We have suggested a simple model of informal learning on-the-job which combines learning from (own) experience and learning from others. This yields a closed-form solution that revises the Mincer–Jovanovic's (1981) treatment of tenure in the human capital earnings function by relating earnings to the individual's job-specific learning potential. We estimated the structural parameters of this non-linear model on a large French cross-section with matched employer–employee data. We find that workers on average can learn from others 10% of their own human capital on entering the firm, and catch half of their learning potential in just 2 years. Since individuals learn fast from their co-workers, the estimated returns to tenure loom larger than predicted by a quadratic, or even a quartic-in-tenure, Mincerian function in the first years and decline more sharply (until about 30 years). Learning by watching accounts for three quarters of the marginal rate of return in the first year of tenure, but this share falls rapidly, with an average of 12%. While education and self-learning on-the-job are complementary, education and learning from others on-the-job are substitutes. The more education, the less can be learned from others. This forces the private marginal return curve to decline with education, an effect which was not captured by current theory. Seen from a different perspective, the more educated workers share the social returns of their own education with their less qualified co-workers. The potential for learning from others on the job varies across jobs and establishments, and this provides a new distinction between imitation jobs and experience jobs. Workers in imitation jobs, who learn most from others, tend to have considerably longer tenure than workers in experience jobs. The latter are more mobile and have accumulated more market experience. Although workers in experience jobs can learn little from others, we find that they learn a lot by themselves. Consequently, we do not find a close correspondence between the imitation jobs/experience jobs “dualism” and the primary/secondary jobs and firms’ dualism implied by the dual labor market theory. Even though imitation jobs imply far less turnover than experience jobs, imitation jobs do not appear to be “better” in terms of education levels and wages. We show, however, that predictions of the dual labor market theory which cannot be observed at the job's level under our classification of jobs emerge from the aggregation of jobs at the establishment level. Furthermore, we find no evidence of rationing of primary-type jobs and establishments. Competition prevails between jobs and firms but jobs differ by their learning technology.

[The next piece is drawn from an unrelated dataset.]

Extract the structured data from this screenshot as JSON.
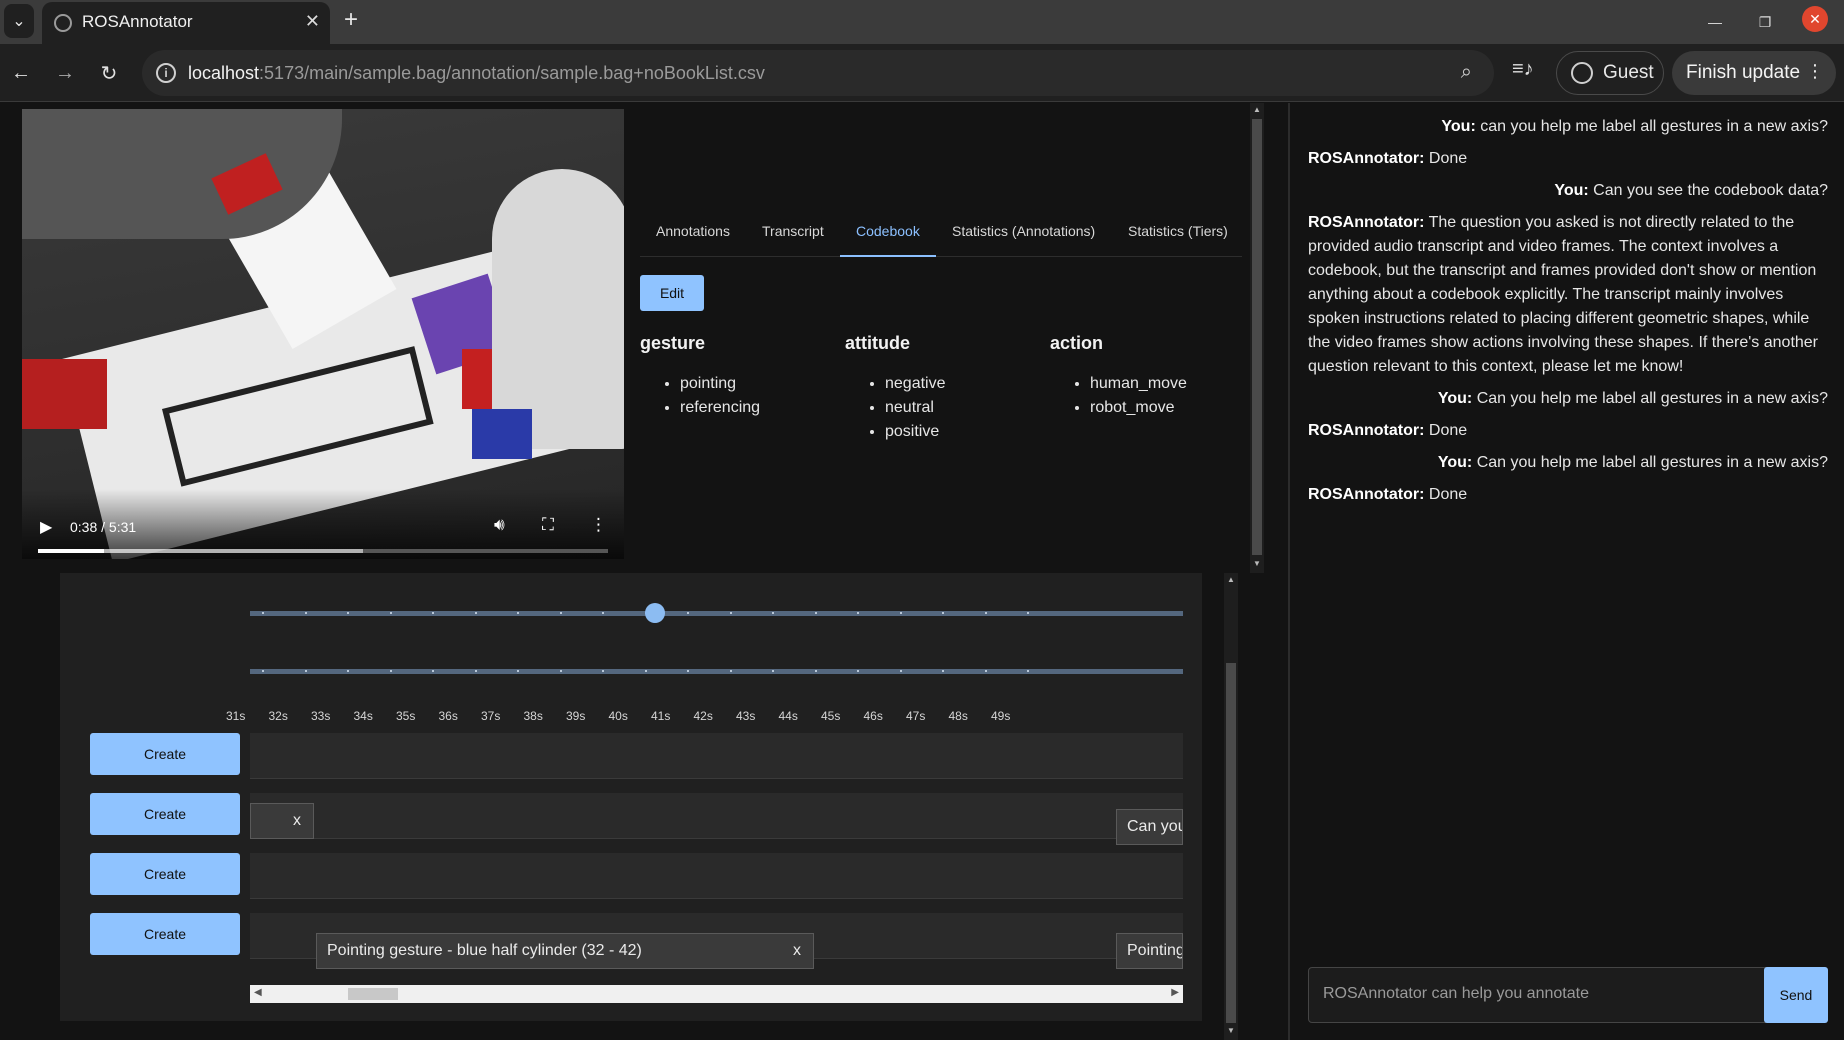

Firms that make an intensive use of learning from others adhere rather naturally to more collective forms of workers’ governance such as reliance to trade unions in comparison with those that make an intensive use of self-learning.